I loved Eowyn Ivey’s first novel, The Snow Child, which was selected for If All of Rochester Reads the Same Book in 2014. Like The Snow Child, To the Bright Edge of the World takes place in Ivey’s native Alaska. It’s a great love story, a wilderness tale of a hero and heroine’s quests infused with magical realism, and a flawlessly researched portrayal of 19th century Alaska.
Lieutenant Colonel Allen Forrester must lead a dangerous, seemingly impossible expedition through the fictitious Wolverine River Valley deep in the Alaskan wilds of 1885, a journey no one has ever survived. His pregnant wife, Sophie Forrester, stays behind in Vancouver Barracks, destined to have adventures and heartbreaks of her own.
Ivey has cleverly constructed the narrative entirely from letters, journals, diaries, newspaper articles, military reports, photographs, and other documents.
We, the readers, are privy to the contemporary correspondence between Walter Forrester, Allen Forrester’s great nephew, and Joshua Sloan, who is part Native American and curator of the Alpine Historical Museum in Alaska. Walter sends his great uncle’s papers to Joshua in the hopes that he’ll display and archive them for safekeeping. As Joshua makes his way through the journals, diaries, and letters, he and Walter piece together Allen and Sophie’s stories, fill in the gaps, and reflect on their own lives.
As always, Ivey’s descriptions of geography and landscape take us vividly to long-ago Alaska:
“The canyon bound the Wolverine so that when, over the course of the winter, the ice moved, it crumpled violently. Great blocks three feet thick & as much as twenty feet high had been torn asunder & turned sideways. It seemed an impassable range of buckles & ridges & upended slabs of ice pressed up against the canyon walls, which are vertical rock the color of lead.”
Here are Sophie’s words as she undergoes her own dark night of the soul:
Sophie Forrester, Vancouver Barracks, April 26, 1885:
“…it continued its steady and hard rapping, and the sound became more and more horrible…The raven stopped its knocking and cocked an eye toward me.
I then noticed something most peculiar….A bird’s eye ought to be flattened in shape, with a dark iris surrounded by a dark-gray sclera, and entirely unmoving in its socket. Yet this eye was round, with white sclera, and it rotated about in the socket. It looked nothing like a bird’s eye, but rather that of a mammal. More to the point, a human.”
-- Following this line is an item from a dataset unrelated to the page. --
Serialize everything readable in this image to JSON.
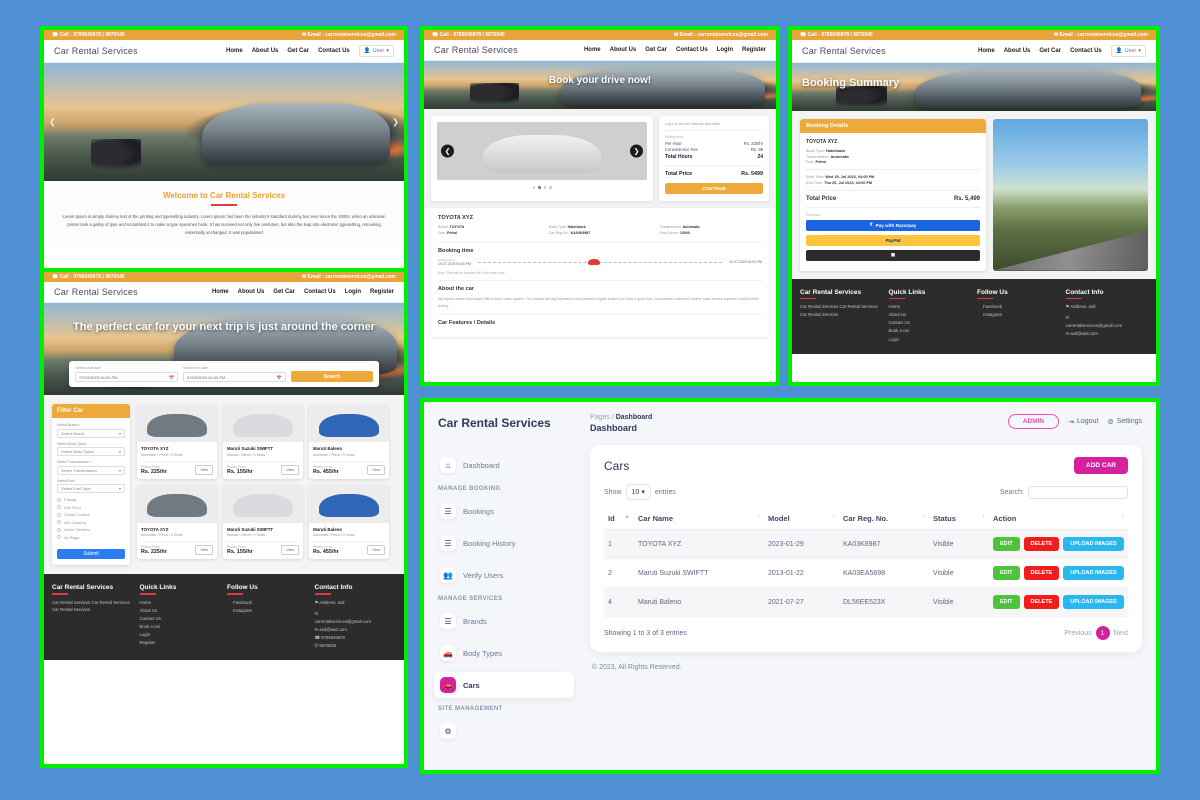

A raven shape shifts into a trickster who brings Allen and Sophie good fortune and sorrow.
The New York Public Library. (1849). Raven.
Sophie Forrester teaches herself the art of photographing birds. Her descriptions of the technical and creative challenges are beautifully rendered, and inspiring.
The New York Public Library. (1901 – 1914).Horned And Tufted Puffins.
Allen Forrester’s darker mission is to assess tribal threats to US expansion in Alaska, even as native tribes give life-saving aid to Forrester and his men. The author weaves Native American myths into the plot. These fierce stories blur the line between humans, animals and nature. In the end, the hard wisdom of the stories so valued by indigenous people seems far truer than the scientific knowledge possessed by “civilized” people.
The New York Public Library. (1869-04). Indian summer encampment.
Have you read To the Bright Edge of the World or The Snow Child? What did you think? Can you recommend similar historical books about nature, travel, and adventure, fiction or nonfiction? Click on the comments link in the left sidebar and let us know.
What does Tribe (the book and the noun) have to do with family reunions? I’ll be writing about that in my next post…